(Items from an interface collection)
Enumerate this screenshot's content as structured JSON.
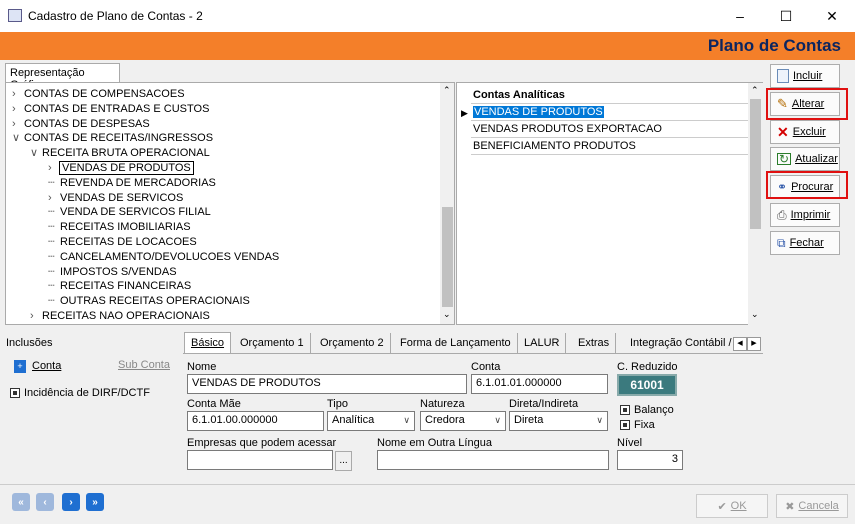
{
  "window": {
    "title": "Cadastro de Plano de Contas - 2",
    "minimize": "–",
    "maximize": "☐",
    "close": "✕"
  },
  "header": {
    "title": "Plano de Contas"
  },
  "tree_tab": "Representação Gráfica",
  "tree": [
    {
      "label": "CONTAS DE COMPENSACOES",
      "level": 0,
      "exp": ">"
    },
    {
      "label": "CONTAS DE ENTRADAS E CUSTOS",
      "level": 0,
      "exp": ">"
    },
    {
      "label": "CONTAS DE DESPESAS",
      "level": 0,
      "exp": ">"
    },
    {
      "label": "CONTAS DE RECEITAS/INGRESSOS",
      "level": 0,
      "exp": "v"
    },
    {
      "label": "RECEITA BRUTA OPERACIONAL",
      "level": 1,
      "exp": "v"
    },
    {
      "label": "VENDAS DE PRODUTOS",
      "level": 2,
      "exp": ">"
    },
    {
      "label": "REVENDA DE MERCADORIAS",
      "level": 2,
      "exp": ""
    },
    {
      "label": "VENDAS DE SERVICOS",
      "level": 2,
      "exp": ">"
    },
    {
      "label": "VENDA DE SERVICOS FILIAL",
      "level": 2,
      "exp": ""
    },
    {
      "label": "RECEITAS IMOBILIARIAS",
      "level": 2,
      "exp": ""
    },
    {
      "label": "RECEITAS DE LOCACOES",
      "level": 2,
      "exp": ""
    },
    {
      "label": "CANCELAMENTO/DEVOLUCOES VENDAS",
      "level": 2,
      "exp": ""
    },
    {
      "label": "IMPOSTOS S/VENDAS",
      "level": 2,
      "exp": ""
    },
    {
      "label": "RECEITAS FINANCEIRAS",
      "level": 2,
      "exp": ""
    },
    {
      "label": "OUTRAS RECEITAS OPERACIONAIS",
      "level": 2,
      "exp": ""
    },
    {
      "label": "RECEITAS NAO OPERACIONAIS",
      "level": 1,
      "exp": ">"
    }
  ],
  "contas": {
    "header": "Contas Analíticas",
    "rows": [
      "VENDAS DE PRODUTOS",
      "VENDAS PRODUTOS EXPORTACAO",
      "BENEFICIAMENTO PRODUTOS"
    ]
  },
  "side_buttons": [
    "Incluir",
    "Alterar",
    "Excluir",
    "Atualizar",
    "Procurar",
    "Imprimir",
    "Fechar"
  ],
  "inclusoes": {
    "title": "Inclusões",
    "conta": "Conta",
    "subconta": "Sub Conta",
    "dirf": "Incidência de DIRF/DCTF"
  },
  "tabs": [
    "Básico",
    "Orçamento 1",
    "Orçamento 2",
    "Forma de Lançamento",
    "LALUR",
    "Extras",
    "Integração Contábil /"
  ],
  "form": {
    "nome_label": "Nome",
    "nome": "VENDAS DE PRODUTOS",
    "conta_label": "Conta",
    "conta": "6.1.01.01.000000",
    "creduzido_label": "C. Reduzido",
    "creduzido": "61001",
    "contamae_label": "Conta Mãe",
    "contamae": "6.1.01.00.000000",
    "tipo_label": "Tipo",
    "tipo": "Analítica",
    "natureza_label": "Natureza",
    "natureza": "Credora",
    "direta_label": "Direta/Indireta",
    "direta": "Direta",
    "balanco": "Balanço",
    "fixa": "Fixa",
    "empresas_label": "Empresas que podem acessar",
    "empresas_btn": "...",
    "outra_label": "Nome em Outra Língua",
    "nivel_label": "Nível",
    "nivel": "3"
  },
  "footer": {
    "ok": "OK",
    "cancel": "Cancela"
  },
  "colors": {
    "accent": "#f47f29",
    "header_text": "#0b2560",
    "highlight": "#0078d7",
    "creduzido_bg": "#3b7a7e",
    "redbox": "#e01010",
    "nav_blue": "#1f6fd1"
  }
}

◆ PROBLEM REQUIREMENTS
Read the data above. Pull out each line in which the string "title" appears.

◆ ANSWER SPACE
    "title": "Cadastro de Plano de Contas - 2",
    "title": "Plano de Contas"
    "title": "Inclusões",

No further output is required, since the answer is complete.